Kandler, U., Meisinger, C., Baumert, J., & Lowel, H. (2007). Living alone is a risk factor for mortality in men but not women from the general population: a prospective cohort study. BMC Public Health, 7, 335.
Rabinowitz, F.E. & Cochran, S.V. (1994). Man alive: A primer of men’s issues. Belmont, CA: Brooks/Cole, Wadsworth.
Rochlen, A.B., McKelley, R.A., & Pituch, K.A. (2006). A preliminary examination of the “Real men. Real depression” campaign. Psychology of Men and Masculinity, 7 (1), 1-13.
Xu, K.T. & Borders, T.F. (2003) Gender, health, and physician visits among adults in the United States, American Journal of Public Health, 93, 7, 1076-1079.

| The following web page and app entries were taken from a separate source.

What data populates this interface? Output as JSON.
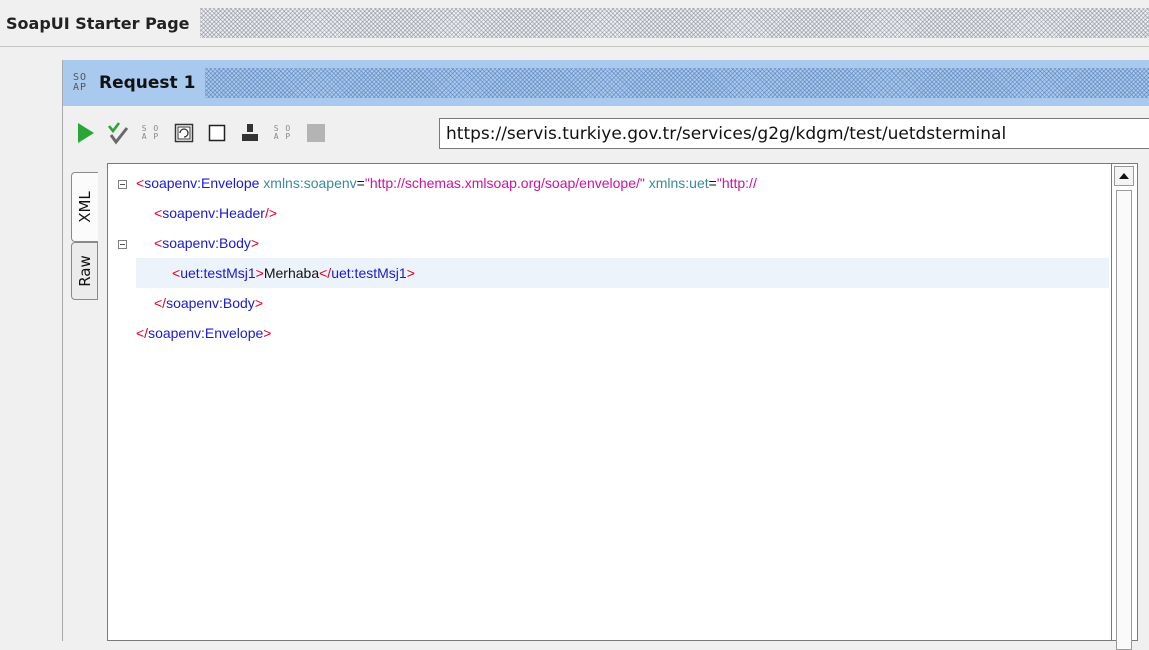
{
  "starter_page": {
    "title": "SoapUI Starter Page"
  },
  "request": {
    "icon_top": "SO",
    "icon_bottom": "AP",
    "title": "Request 1"
  },
  "toolbar": {
    "icons": [
      "run-icon",
      "validate-icon",
      "soap-icon",
      "format-icon",
      "checkbox-icon",
      "user-icon",
      "soap-icon",
      "stop-icon"
    ],
    "endpoint": "https://servis.turkiye.gov.tr/services/g2g/kdgm/test/uetdsterminal",
    "colors": {
      "run": "#2aa636",
      "header_bg": "#a9c9ee"
    }
  },
  "tabs": {
    "xml": "XML",
    "raw": "Raw"
  },
  "editor": {
    "env_open_bracket": "<",
    "env_tag": "soapenv:Envelope",
    "attr1_name": "xmlns:soapenv",
    "attr_eq": "=",
    "attr1_value": "\"http://schemas.xmlsoap.org/soap/envelope/\"",
    "attr2_name": "xmlns:uet",
    "attr2_value": "\"http://",
    "open_bracket": "<",
    "close_bracket": ">",
    "selfclose_end": "/>",
    "end_open": "</",
    "header_tag": "soapenv:Header",
    "body_tag": "soapenv:Body",
    "msg_tag": "uet:testMsj1",
    "msg_text": "Merhaba",
    "envelope_tag": "soapenv:Envelope"
  }
}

Biography of the Author
Fredric E. Rabinowitz, Ph.D. was born and raised in Philadelphia, Pennsylvania. He earned his B.A. at Ithaca College, his M.A. at Loyola College, and his Ph.D. in Counseling Psychology at the University of Missouri. Since 1984, he has been a Professor of Psychology at the University of Redlands and a private practice psychologist in Redlands, CA specializing in individual and group psychotherapy with men. Dr. Rabinowitz has been the Psychology Department Chair; Salzburg, Austria Program Director; Interim Johnston College Director, and is currently the Associate Dean of the College of Arts and Sciences, in addition to his faculty role. He was the Clinical Director of the Redlands-Yucaipa Guidance Clinic from 1994-1997 and has been co-leading therapeutic men’s groups in Redlands since 1987. Dr. Rabinowitz has authored and co-authored numerous articles and three books: Deepening Psychotherapy with Men (2002); Men and Depression: Clinical and Empirical Perspectives (2000); and Man Alive: A Primer of Men’s Issues (1994). Dr. Rabinowitz has earned Outstanding Faculty Teaching and Research awards in 1995, 1996, 2001, and 2002. He was elected as a Fellow to the American Psychological Association in 2004 and is the past President of the Society for the Psychological Study of Men and Masculinity, a division of the American Psychological Association. Dr. Rabinowitz is a father of two children, Jared and Karina and a husband to Janet Rabinowitz since 1989. He is an avid reader, writer, skier, golfer, and poker player.